INSTRUCTIONS TO FOLLOW: Print each entry verbatim.

SUPPLIED RECORDS:

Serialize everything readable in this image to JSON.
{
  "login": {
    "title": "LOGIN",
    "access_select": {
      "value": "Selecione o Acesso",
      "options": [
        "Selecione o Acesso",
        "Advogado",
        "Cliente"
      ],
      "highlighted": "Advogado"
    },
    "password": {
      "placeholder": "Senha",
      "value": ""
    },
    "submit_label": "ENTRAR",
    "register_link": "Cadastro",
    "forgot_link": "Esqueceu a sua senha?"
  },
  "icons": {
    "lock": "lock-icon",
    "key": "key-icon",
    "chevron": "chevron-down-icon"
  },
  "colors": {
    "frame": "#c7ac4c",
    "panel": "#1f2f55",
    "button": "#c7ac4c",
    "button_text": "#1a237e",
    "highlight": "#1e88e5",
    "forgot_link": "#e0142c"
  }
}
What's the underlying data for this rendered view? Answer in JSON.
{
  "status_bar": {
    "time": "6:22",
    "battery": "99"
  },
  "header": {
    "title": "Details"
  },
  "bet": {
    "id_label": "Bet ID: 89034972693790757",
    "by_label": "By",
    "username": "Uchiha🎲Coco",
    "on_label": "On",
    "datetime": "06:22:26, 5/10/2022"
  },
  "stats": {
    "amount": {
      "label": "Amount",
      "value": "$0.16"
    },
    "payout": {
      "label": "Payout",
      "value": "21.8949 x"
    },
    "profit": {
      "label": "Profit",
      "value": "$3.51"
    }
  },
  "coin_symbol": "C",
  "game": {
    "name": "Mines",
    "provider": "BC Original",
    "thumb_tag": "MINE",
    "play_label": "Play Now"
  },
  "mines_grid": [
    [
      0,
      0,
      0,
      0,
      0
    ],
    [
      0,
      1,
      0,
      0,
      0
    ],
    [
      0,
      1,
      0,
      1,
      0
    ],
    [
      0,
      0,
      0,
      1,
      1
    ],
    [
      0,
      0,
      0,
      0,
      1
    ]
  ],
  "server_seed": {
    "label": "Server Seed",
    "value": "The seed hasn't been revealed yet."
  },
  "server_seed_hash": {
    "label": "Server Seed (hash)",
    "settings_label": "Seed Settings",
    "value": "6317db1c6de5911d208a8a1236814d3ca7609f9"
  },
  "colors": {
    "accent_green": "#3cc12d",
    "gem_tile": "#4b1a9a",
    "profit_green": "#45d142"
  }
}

OUTPUT FOR THIS EXERCISE:
Serialize everything readable in this image to JSON.
{
  "login": {
    "title": "LOGIN",
    "access_select": {
      "value": "Selecione o Acesso",
      "options": [
        "Selecione o Acesso",
        "Advogado",
        "Cliente"
      ],
      "highlighted": "Advogado"
    },
    "password": {
      "placeholder": "Senha",
      "value": ""
    },
    "submit_label": "ENTRAR",
    "register_link": "Cadastro",
    "forgot_link": "Esqueceu a sua senha?"
  },
  "icons": {
    "lock": "lock-icon",
    "key": "key-icon",
    "chevron": "chevron-down-icon"
  },
  "colors": {
    "frame": "#c7ac4c",
    "panel": "#1f2f55",
    "button": "#c7ac4c",
    "button_text": "#1a237e",
    "highlight": "#1e88e5",
    "forgot_link": "#e0142c"
  }
}
What's the underlying data for this rendered view? Answer in JSON.
{
  "status_bar": {
    "time": "6:22",
    "battery": "99"
  },
  "header": {
    "title": "Details"
  },
  "bet": {
    "id_label": "Bet ID: 89034972693790757",
    "by_label": "By",
    "username": "Uchiha🎲Coco",
    "on_label": "On",
    "datetime": "06:22:26, 5/10/2022"
  },
  "stats": {
    "amount": {
      "label": "Amount",
      "value": "$0.16"
    },
    "payout": {
      "label": "Payout",
      "value": "21.8949 x"
    },
    "profit": {
      "label": "Profit",
      "value": "$3.51"
    }
  },
  "coin_symbol": "C",
  "game": {
    "name": "Mines",
    "provider": "BC Original",
    "thumb_tag": "MINE",
    "play_label": "Play Now"
  },
  "mines_grid": [
    [
      0,
      0,
      0,
      0,
      0
    ],
    [
      0,
      1,
      0,
      0,
      0
    ],
    [
      0,
      1,
      0,
      1,
      0
    ],
    [
      0,
      0,
      0,
      1,
      1
    ],
    [
      0,
      0,
      0,
      0,
      1
    ]
  ],
  "server_seed": {
    "label": "Server Seed",
    "value": "The seed hasn't been revealed yet."
  },
  "server_seed_hash": {
    "label": "Server Seed (hash)",
    "settings_label": "Seed Settings",
    "value": "6317db1c6de5911d208a8a1236814d3ca7609f9"
  },
  "colors": {
    "accent_green": "#3cc12d",
    "gem_tile": "#4b1a9a",
    "profit_green": "#45d142"
  }
}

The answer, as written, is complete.